Exploring Code Size and Footprint, and In-Memory Database Techniques to Minimize Footprint
A white paper from the in-memory database management system experts at McObject.
Abstract: The terms ‘code size’ and ‘footprint’ are often used interchangeably. But they are not the same; code size is a subset of footprint. This paper will explain the differentiation and relevance, then proceed to describe some of the techniques employed within eXtremeDB® to minimize footprint.
“The first, and biggest, influencer is index types and how indexes are organized.”
In-memory and embedded systems
When used as an in-memory, embedded database system, eXtremeDB eliminates sources of latency such as cache misses, inter-process communication, remote procedure calls and creation of multiple copies of data. Learn more about eXtremeDB in real-time systems.
Built as a true in-memory database system, eXtremeDB has always taken responsibility for memory management. As an embedded database system, eXtremeDB creates no processes or threads (it is thread-safe). And eXtremeDB has never had any dependencies on the operating system or C runtime library and can, in fact, run on “bare metal” with no operating system whatsoever. (Learn more on our FAQ page.)
Small footprint, real-time data management
Small footprint, real-time eXtremeDB is being used successfully in manufacturing, transportation, telecommunications and other fields to meet the high demands of real-time systems. While traditional databases have long served as back-end repositories for control systems, eXtremeDB differs in that it serves as a persistent or in-memory database system that is integrated within the control systems’ real-time processes.
eXtremeDB can achieve predictable response times in the microsecond range, and is designed to operate in the harsh environment of real-time systems. It thrives within the strict requirements for resource utilization, and is ready to provide the performance and reliability required by real-time control applications.
Binary Schema Evolution
Articles about data management solutions
Database management system solutions are our only focus at McObject. We are proud to employ some of the best database management system specialists in the field, and invite you to read these and other published articles.
Change Data Capture in Embedded Databases
Embedded Computing Design CDC in embedded database systems can be implemented in several different ways that are sometimes invisible to applications, and ways that applications can exploit for data sharing, responding to events, and incremental back up. Learn more about Change Data Capture with eXtremeDB.
The Future of Embedded Databases
Insights Tech the Future Challenges and solutions for managing IoT data at rest and in flight.
What is a Distributed Database System?
IoT Agenda.TechTarget An in-depth article about three use cases integral to the deployment of scalable and reliable IoT systems.
Portability Techniques for Embedded Systems
Truly portable embedded systems data management code carries its optimization with it, requiring the absolute minimum adaptation to deliver the best performance in new environments.
Will the Real IMDS Please Stand Up?
Real v. imitation in-memory database systems. Understanding the distinction is critical to determining the performance, cost and ultimately the success or failure of a solution.
Distributed Database Systems and Edge/Fog/Cloud Computing

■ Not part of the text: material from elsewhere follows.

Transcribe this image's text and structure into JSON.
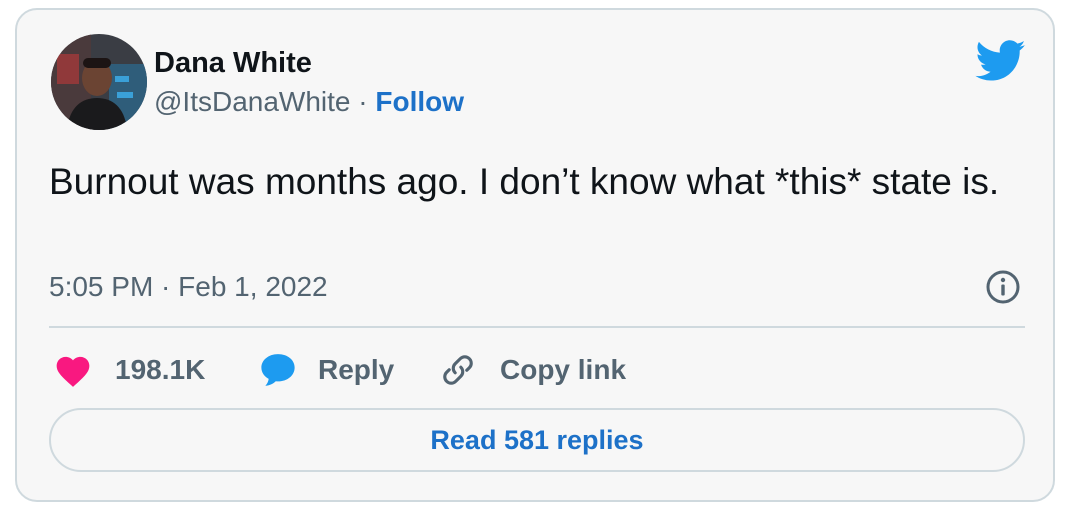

A distributed database system is one in which the data belonging to a single logical database is distributed to two or more physical databases. Beyond that simple definition, there are a confusing number of possibilities for when, how, and why the data is distributed.
Embedded Databases: Building In Always On High Availability
This Webinar presents development solutions that address the “always on” needs of fault-tolerant systems, while taming these applications’ growing data complexity.
Using Data Indexes to Boost Performance and Minimize Footprint in Embedded Software
The right index can boost lookup speed logarithmically, and reduce RAM and CPU demands. While the B-Tree is the best known index, many others can be more efficient in specific circumstances, such as geospatial/mapping and telecom/networking applications.
Edge Node Database Systems, the Internet of Things’ Hidden Workhorses
A review of edge node DBMS requirements and a look at the field of available solutions. Topics covered include DBMS architectures, NoSQL, data complexity, off-the-shelf vs. roll-your-own data management approaches, and more.